The seeds are edible raw, boiled or roasted. The flavor of roasted seeds is compared to cashew or peanut. The oil rendered from the seeds can be used to lubricate fine machinery as well as for soapmaking. The flowers, bark and leaves are used as a home remedy for cough, bronchitis, and colds. The roots have been used to synthesize cortisone for use against arthritis and other inflammatory illness. It’s an important flowering tree for honey bees.
Reference Species
Technical CharacteristicsPanamawoodAmerican ElmRed Cedar
Densitykg/m3432560530
Janka Hardnesskgf400376408
Bending Stiffness (Modulus of Elasticity)GPa12.19.26.1
Bending Strength (Modulus of Rupture)MPa100.081.460.7
Crushing StrengthMPa51.938.141.5
Shrinkage, Radial%5.3%4.2%3.1%
Shrinkage, Tangential%11.2%9.5%4.7%
Shrinkage, Volumetric%11.9%14.6%7.8%
T/R Ratio2.12.31.5
Values determined at 12% humidity - Provided for reference only

DENSITY

JANKA HARDNESS

BENDING STIFFNESS

BENDING STRENGTH

CRUSHING STRENGTH

SHRINKAGE

Values are for reference only and cannot be guaranteed.

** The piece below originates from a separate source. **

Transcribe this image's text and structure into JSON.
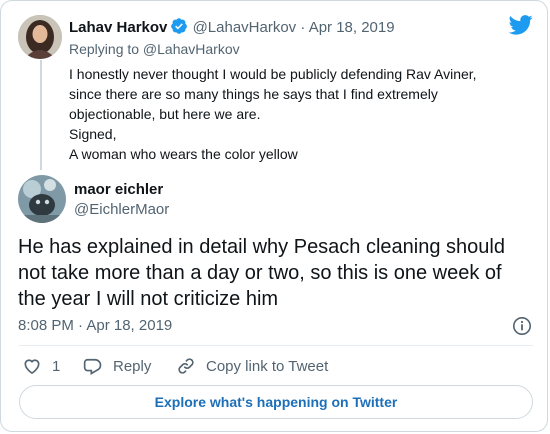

Wood is a natural material and physical and mechanical properties may vary depending on age, genetics, and other factors. We encourage customers to consult the references provided in the bibliography. For further explanations of wood’s key technical characteristics, an excellent resource is the Wood Database with articles on Density (average dried weight); Janka hardness; Elastic Modulus; Rupture Modulus; Crushing Strength; Radial, Tangential and Volumetric Shrinkage.

ReferencesView Source
Comvalius, L.B. "Surinamese Timber Species: Characteristics and Utilization." Djinipi N.V. 2001.
“Catálogo virtual de flora del Valle de Aburrá.” Universidad EIA.
Árbol de Bellote. "Catalogo de Arboles." Red de Viveros de Biodiversidad (México).
Camajón. "Maderas de Colombia." GFTN. WWF
Camajón. Laboratorio de Productos Forestales. Universidad Nacional de Colombia. 2018.
Chicha. Data Sheets. “The main technological characteristics of 245 tropical wood species.” Tropix 7. CIRAD.
Chichá. FSC Denmark. Lesser Known Species.
Chichá. ITTO Lesser Known Species.
Chichá. Wood Technology Transfer Fact Sheets. Forest Products Laboratory. USDA Forest Service.
Gérard, J. Guibal, D. et al. "Tropical Timber Atlas: Technological characteristics and uses." ITTO. Éditions Quæ, 2017.
Panamá. "Maderas de Panamá: Catálogo Maderas de Panamá" WWF.
Sterculia apetala. Cordero, J. Boshier, D. "Arboles de Centroamerica: Un manual para extensionistas." Oxford/Catie. 2003